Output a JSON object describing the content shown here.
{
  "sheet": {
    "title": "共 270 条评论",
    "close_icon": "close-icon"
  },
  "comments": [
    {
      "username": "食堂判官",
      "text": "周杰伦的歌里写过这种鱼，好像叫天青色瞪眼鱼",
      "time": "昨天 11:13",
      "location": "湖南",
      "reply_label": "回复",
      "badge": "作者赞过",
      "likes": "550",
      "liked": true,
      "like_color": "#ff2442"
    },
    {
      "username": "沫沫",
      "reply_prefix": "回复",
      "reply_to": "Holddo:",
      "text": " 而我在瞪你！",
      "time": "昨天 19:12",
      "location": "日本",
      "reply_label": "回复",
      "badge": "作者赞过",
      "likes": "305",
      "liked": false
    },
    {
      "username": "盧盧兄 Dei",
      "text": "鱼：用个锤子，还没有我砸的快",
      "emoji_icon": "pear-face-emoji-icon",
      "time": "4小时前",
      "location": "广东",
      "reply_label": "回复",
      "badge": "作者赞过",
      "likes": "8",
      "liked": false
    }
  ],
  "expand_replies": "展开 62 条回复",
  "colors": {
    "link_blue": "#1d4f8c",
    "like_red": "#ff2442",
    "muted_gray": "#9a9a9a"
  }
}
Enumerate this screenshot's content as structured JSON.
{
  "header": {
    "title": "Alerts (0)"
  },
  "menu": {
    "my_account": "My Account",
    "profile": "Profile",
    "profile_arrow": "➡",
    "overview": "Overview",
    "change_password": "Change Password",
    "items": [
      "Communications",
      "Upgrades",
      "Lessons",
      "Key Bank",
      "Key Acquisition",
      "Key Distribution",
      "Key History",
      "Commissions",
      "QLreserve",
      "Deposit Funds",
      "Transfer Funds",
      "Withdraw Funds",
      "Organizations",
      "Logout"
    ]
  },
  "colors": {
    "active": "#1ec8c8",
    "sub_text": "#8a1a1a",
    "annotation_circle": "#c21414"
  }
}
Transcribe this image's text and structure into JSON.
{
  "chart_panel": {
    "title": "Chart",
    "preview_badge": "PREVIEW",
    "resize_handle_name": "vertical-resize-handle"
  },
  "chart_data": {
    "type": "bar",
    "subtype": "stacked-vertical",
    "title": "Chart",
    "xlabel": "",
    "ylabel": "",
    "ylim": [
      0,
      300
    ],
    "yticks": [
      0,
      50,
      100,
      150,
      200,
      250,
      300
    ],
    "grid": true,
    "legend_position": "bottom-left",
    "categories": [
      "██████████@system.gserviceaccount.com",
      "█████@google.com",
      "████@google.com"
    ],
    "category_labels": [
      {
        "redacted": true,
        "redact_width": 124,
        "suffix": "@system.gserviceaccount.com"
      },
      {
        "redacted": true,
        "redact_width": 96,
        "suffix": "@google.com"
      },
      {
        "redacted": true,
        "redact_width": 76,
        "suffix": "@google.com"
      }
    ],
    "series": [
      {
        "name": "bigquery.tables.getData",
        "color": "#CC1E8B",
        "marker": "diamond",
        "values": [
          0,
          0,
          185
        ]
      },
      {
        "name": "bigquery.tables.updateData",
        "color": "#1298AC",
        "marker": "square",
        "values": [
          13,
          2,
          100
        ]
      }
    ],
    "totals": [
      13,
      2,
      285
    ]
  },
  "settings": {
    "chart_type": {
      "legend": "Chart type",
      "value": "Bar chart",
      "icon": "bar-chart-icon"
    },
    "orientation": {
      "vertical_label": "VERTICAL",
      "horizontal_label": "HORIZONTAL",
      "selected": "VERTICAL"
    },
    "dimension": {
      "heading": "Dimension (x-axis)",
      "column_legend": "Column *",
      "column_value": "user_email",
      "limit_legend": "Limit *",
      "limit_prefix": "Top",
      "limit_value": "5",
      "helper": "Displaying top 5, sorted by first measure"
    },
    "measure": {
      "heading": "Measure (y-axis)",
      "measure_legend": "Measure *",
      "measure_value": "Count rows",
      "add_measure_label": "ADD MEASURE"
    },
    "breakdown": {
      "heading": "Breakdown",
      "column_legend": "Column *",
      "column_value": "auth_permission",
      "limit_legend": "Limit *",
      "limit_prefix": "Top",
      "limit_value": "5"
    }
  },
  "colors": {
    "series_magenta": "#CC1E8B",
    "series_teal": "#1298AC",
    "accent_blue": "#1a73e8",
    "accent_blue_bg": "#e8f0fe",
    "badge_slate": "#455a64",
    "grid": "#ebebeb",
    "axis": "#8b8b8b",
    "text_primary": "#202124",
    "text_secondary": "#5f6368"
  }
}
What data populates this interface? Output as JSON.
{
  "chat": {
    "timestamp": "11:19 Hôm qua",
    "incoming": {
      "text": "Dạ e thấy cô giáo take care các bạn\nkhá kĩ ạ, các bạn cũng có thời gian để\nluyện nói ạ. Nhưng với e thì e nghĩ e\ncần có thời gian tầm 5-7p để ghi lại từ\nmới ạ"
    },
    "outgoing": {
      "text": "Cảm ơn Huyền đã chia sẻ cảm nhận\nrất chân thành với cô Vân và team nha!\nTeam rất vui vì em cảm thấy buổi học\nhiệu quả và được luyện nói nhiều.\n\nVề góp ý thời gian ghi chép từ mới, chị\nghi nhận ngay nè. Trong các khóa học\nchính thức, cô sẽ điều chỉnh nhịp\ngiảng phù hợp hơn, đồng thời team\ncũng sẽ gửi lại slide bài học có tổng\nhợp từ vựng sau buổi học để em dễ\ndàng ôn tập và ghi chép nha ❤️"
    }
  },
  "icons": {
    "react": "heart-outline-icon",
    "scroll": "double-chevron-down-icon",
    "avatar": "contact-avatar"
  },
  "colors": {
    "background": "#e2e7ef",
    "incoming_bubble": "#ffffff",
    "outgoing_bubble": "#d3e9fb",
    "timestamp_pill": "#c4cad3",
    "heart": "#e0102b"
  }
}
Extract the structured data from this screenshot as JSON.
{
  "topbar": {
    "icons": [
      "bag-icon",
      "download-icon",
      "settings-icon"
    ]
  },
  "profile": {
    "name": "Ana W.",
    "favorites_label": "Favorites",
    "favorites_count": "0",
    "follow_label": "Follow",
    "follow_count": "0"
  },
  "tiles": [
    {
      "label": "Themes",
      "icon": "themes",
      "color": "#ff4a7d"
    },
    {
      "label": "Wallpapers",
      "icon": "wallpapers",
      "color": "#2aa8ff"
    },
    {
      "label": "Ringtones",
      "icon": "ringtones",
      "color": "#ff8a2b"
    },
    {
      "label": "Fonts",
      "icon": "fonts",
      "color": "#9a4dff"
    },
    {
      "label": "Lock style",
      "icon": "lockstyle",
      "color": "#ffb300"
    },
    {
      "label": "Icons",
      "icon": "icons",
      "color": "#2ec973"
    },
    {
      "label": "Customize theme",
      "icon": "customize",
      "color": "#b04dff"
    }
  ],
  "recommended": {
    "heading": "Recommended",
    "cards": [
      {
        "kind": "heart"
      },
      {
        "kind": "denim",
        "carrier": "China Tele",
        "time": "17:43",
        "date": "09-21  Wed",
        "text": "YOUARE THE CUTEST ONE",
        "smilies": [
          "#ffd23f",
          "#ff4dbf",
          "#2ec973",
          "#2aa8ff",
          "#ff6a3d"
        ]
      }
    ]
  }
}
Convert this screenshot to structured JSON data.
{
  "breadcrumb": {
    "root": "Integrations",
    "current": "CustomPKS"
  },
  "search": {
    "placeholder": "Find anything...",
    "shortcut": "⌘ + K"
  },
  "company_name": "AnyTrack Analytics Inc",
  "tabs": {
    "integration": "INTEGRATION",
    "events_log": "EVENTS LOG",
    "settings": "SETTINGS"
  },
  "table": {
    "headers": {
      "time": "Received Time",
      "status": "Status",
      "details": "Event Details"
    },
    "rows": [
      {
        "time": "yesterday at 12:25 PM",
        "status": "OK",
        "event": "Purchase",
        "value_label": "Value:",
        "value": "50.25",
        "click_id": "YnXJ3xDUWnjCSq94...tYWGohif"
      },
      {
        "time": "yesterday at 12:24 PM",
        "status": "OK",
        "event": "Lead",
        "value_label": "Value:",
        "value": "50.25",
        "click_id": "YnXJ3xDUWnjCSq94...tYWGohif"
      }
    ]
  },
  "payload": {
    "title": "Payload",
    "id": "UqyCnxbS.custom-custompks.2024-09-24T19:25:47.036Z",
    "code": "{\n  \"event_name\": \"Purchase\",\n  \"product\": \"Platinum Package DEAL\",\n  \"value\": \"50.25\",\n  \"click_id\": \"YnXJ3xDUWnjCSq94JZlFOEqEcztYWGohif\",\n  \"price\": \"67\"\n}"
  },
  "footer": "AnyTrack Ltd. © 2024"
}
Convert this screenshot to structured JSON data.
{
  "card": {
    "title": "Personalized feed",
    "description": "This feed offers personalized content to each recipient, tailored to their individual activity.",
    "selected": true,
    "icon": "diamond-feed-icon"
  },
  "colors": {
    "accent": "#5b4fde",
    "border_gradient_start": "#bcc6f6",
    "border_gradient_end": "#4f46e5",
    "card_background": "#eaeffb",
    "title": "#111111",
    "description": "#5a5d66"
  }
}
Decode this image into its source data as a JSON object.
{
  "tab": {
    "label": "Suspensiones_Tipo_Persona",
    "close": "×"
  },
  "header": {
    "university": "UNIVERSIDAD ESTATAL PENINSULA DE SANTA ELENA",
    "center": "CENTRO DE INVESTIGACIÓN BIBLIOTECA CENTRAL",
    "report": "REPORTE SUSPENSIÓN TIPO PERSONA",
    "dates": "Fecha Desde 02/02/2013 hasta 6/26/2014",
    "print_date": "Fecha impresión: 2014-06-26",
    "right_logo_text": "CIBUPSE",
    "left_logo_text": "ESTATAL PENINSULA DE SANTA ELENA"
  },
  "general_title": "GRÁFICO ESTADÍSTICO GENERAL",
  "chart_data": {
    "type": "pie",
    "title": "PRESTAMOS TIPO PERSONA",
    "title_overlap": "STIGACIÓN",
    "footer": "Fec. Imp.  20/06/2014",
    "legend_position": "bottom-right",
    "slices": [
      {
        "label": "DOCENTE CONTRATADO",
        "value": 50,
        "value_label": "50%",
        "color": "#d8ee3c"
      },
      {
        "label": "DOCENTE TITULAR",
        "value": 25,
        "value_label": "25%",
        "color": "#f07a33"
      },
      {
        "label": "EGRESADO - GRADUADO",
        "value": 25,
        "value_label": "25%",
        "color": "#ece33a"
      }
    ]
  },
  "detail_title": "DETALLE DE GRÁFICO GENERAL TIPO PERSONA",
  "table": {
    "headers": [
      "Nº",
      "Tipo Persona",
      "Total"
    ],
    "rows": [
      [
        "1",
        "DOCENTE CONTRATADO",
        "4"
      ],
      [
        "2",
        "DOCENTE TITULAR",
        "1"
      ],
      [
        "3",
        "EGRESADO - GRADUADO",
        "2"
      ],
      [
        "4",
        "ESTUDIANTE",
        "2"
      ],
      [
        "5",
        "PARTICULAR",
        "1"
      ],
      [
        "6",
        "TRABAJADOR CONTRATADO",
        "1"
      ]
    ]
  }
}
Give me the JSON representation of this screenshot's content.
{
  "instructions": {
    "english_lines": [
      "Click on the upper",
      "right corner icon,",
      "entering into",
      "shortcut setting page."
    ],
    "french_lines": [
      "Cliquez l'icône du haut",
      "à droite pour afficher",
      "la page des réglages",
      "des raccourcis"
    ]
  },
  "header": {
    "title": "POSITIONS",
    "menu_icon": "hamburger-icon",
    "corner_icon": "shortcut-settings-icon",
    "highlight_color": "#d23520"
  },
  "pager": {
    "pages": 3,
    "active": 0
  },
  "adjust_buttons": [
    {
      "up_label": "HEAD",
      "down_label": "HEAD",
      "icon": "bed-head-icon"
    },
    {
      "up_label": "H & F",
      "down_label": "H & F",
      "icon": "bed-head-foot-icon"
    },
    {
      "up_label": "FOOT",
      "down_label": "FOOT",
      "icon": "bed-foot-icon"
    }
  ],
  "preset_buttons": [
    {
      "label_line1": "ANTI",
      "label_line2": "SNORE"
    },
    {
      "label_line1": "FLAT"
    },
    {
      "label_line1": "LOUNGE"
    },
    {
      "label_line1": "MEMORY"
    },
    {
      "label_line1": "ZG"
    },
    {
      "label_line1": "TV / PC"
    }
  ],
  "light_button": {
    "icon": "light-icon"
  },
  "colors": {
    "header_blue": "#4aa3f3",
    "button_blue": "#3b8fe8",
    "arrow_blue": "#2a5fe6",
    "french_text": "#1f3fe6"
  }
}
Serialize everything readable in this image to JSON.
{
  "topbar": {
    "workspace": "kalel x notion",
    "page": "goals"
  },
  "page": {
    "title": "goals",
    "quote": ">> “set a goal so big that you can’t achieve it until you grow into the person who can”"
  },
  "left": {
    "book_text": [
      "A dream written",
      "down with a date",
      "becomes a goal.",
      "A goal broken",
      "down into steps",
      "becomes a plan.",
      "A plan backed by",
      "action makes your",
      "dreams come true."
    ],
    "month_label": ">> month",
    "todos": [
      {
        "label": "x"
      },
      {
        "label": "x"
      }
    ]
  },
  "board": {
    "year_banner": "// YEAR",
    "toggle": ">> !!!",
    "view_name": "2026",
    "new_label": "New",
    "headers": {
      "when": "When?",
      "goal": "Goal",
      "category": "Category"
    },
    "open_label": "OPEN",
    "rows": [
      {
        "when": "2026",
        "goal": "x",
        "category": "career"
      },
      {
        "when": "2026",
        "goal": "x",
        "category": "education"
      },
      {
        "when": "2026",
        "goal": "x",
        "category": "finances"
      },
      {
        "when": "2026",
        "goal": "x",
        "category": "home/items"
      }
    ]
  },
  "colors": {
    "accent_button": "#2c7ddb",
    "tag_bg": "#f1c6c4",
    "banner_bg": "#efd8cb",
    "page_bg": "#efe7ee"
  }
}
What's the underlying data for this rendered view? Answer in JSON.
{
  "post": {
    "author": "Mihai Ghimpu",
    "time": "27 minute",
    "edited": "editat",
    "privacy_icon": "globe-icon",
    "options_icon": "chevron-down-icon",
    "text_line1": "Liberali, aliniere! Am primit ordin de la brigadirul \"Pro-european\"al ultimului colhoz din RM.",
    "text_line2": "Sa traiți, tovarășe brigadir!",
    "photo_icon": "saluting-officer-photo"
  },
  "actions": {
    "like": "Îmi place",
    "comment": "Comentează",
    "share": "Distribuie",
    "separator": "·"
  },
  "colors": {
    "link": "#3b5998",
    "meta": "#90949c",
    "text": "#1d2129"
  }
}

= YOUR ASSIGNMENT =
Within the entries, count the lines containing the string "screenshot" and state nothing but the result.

= SOLUTION TO THIS EXERCISE =
5